You don't have to think that the threats posed by Islamic extremism and nuclear proliferation are "overblown," as John E. Mueller has argued in a book of that title, to appreciate Obama's attempt to counter Cold War nostalgia that craves a superpower-weight enemy against which the U.S. can define itself.
The American discussion about Iran has lost all connection to reality. Norman Podhoretz, the neoconservative ideologist whom Bush has consulted on this topic, has written that Iran's President Mahmoud Ahmadinejad is "like Hitler … a revolutionary whose objective is to overturn the going international system and to replace it in the fullness of time with a new order dominated by Iran and ruled by the religio-political culture of Islamofascism." For this staggering proposition Podhoretz provides not a scintilla of evidence.
Here is the reality. Iran has an economy the size of Finland's and an annual defense budget of around $4.8 billion. It has not invaded a country since the late 18th century. The United States has a GDP that is 68 times larger and defense expenditures that are 110 times greater. Israel and every Arab country (except Syria and Iraq) are quietly or actively allied against Iran. And yet we are to believe that Tehran is about to overturn the international system and replace it with an Islamo-fascist order? What planet are we on?
As Obama fights to break the spell of Rovian fear-mongering, I do wish he hadn't weakened himself in the famous YouTube debate exchange last summer, when he responded "I would" to the question, "Would you be willing to meet separately, without precondition, during the first year of your administration, with the leaders of Iran, Syria, Venezuela, Cuba and North Korea?" Hillary was quite right to call him out on this. I thought at the time and continue to think that Obama didn't fully absorb the question and didn't mean to say that he'd meet all five personally within a year--just that, on principle, it makes sense to be willing to meet when there's something to be negotiated. But in post-debate dueling he went the other route and tried to suggest that Hillary wouldn't be willing enough to negotiate with rogues. This is one major instance of Obama's sometime tendency to dig deeper when he's in a hole.

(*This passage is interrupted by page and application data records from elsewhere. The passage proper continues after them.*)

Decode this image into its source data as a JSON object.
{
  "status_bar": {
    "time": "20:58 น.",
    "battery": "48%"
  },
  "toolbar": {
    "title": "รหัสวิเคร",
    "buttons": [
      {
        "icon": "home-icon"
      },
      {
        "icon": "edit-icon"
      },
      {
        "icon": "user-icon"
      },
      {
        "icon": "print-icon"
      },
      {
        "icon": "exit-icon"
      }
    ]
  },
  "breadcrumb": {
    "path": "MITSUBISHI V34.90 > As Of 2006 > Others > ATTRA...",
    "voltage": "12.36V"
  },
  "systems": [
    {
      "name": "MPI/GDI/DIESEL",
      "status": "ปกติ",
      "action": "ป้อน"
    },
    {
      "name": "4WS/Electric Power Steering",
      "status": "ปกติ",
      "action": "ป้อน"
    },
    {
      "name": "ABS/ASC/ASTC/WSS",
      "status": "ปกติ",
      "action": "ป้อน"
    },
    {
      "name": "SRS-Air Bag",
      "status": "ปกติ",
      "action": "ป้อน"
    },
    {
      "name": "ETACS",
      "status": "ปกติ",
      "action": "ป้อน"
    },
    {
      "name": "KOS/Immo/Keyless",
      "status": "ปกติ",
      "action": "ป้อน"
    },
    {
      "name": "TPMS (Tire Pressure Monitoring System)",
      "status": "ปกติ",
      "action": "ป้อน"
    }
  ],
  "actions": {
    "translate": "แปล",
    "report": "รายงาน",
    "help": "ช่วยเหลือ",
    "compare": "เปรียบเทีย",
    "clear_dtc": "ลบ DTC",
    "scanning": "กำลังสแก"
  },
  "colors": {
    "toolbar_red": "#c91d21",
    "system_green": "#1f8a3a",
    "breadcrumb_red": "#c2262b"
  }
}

Still, that error is as nothing compared to McCain's serial expressions of strategic incoherence. McCain's vision of a decades-long but casualty-free occupation along the lines of our presence in Korea and Japan betrays the kind of Cold War imprinting Obama is trying to defuse (our presence in those countries was part of global competition with the Soviets and their allies). His assertion that Iran backs al Qaeda in Iraq reveals a penchant for lumping all "Islamic extremists" together into one monolithic adversary, as strident Cold Warriors did with the Soviet Union, China, and Vietnam. His "bomb bomb Iran" 'joke' is infinitely more "dismissive" of the nature of the threats we actually face than Obama's contextualizing.